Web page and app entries
☆ ☆ ☆ ☆
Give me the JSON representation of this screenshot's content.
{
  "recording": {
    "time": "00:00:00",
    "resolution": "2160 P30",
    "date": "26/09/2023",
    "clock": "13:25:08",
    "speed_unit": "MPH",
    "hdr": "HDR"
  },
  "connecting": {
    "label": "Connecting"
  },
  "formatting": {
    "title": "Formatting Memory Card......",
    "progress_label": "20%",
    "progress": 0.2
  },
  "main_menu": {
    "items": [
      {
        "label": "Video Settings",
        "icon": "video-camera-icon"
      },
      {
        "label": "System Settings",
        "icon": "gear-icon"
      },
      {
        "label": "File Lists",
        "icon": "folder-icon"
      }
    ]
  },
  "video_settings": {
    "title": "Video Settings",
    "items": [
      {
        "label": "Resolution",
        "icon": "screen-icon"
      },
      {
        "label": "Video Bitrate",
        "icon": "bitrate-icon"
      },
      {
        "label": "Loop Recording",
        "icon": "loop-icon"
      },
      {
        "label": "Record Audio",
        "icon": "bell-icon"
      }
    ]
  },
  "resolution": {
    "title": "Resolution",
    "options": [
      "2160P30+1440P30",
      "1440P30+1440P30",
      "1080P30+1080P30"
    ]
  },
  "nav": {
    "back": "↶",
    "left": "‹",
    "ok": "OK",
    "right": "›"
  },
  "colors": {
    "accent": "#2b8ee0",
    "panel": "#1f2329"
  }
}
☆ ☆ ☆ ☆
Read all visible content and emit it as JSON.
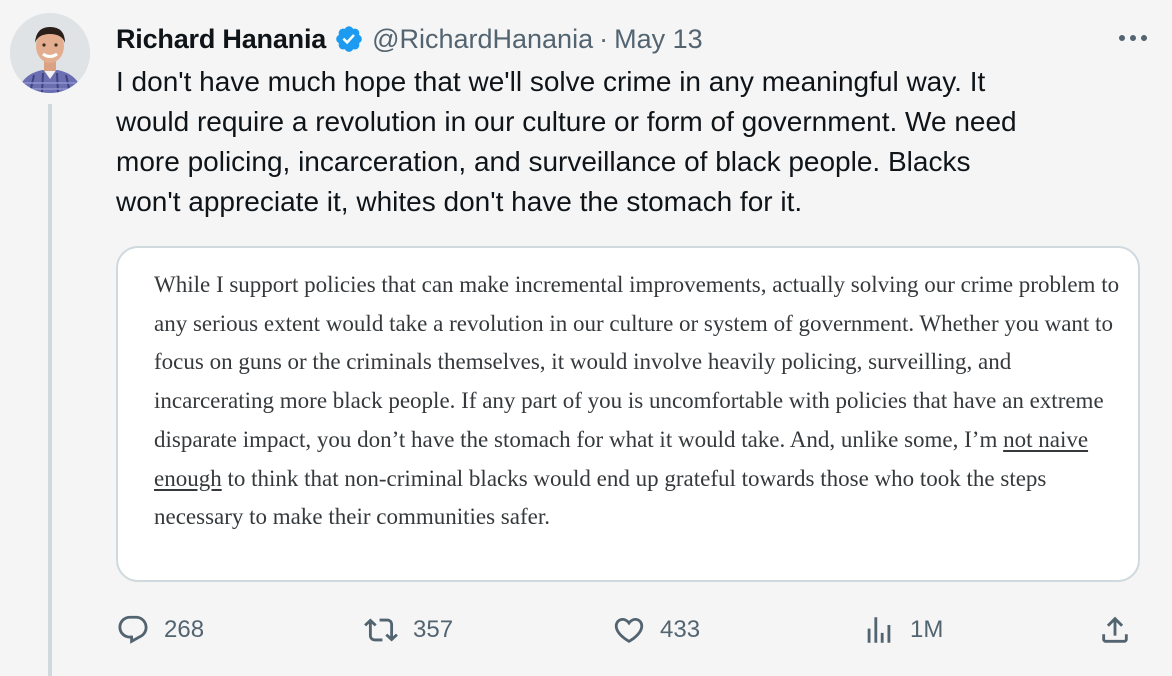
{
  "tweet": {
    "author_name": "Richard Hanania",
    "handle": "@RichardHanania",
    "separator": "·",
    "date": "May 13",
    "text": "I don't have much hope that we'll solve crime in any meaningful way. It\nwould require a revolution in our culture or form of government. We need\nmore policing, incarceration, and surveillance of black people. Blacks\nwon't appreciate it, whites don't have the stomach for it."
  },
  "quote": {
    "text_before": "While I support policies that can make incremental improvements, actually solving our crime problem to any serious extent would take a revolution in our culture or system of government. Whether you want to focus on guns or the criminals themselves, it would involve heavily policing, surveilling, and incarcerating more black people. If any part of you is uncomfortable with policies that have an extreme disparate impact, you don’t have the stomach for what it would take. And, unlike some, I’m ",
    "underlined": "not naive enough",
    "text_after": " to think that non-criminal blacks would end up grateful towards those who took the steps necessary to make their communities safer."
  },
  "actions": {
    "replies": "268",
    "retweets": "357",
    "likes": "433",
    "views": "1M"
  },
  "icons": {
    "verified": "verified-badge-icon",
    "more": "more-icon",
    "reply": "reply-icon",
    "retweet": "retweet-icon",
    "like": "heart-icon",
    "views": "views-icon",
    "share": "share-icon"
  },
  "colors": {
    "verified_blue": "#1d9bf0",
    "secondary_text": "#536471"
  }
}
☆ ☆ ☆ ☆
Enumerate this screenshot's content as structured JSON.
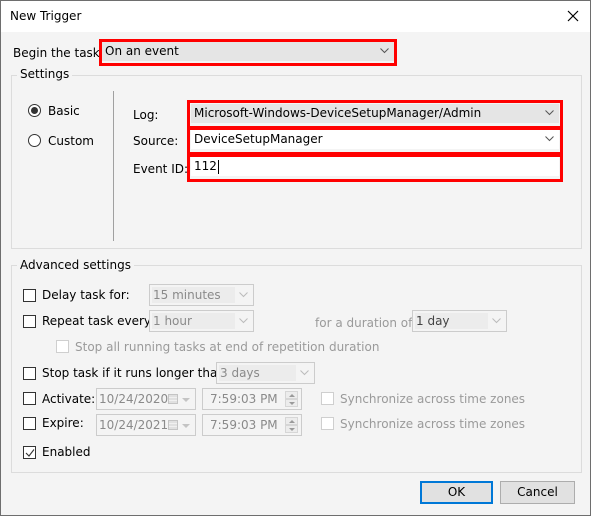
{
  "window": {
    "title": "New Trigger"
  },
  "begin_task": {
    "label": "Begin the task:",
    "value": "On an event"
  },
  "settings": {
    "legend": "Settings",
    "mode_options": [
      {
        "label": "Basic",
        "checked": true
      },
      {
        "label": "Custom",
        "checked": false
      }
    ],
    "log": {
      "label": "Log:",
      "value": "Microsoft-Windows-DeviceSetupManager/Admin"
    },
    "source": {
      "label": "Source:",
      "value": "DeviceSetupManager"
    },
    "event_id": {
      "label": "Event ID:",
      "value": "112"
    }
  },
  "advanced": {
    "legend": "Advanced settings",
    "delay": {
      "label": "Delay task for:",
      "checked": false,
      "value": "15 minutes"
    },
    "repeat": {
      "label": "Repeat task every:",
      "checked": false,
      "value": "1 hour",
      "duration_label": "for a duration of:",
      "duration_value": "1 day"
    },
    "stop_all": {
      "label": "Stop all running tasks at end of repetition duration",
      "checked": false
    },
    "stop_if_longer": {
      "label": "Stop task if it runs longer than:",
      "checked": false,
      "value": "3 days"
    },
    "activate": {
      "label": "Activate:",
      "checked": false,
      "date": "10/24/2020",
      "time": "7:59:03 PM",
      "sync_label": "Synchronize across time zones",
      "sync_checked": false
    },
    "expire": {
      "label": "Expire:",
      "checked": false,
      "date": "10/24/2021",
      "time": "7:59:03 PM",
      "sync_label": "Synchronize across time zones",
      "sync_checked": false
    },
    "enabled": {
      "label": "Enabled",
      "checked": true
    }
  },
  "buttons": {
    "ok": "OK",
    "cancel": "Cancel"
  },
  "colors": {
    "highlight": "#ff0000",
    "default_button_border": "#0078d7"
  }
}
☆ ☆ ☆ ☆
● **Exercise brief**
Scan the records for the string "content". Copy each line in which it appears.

● **Written reply**
Give me the JSON representation of this screenshot's content.
Read all visible content and emit it as JSON.
Enumerate this screenshot's content as structured JSON.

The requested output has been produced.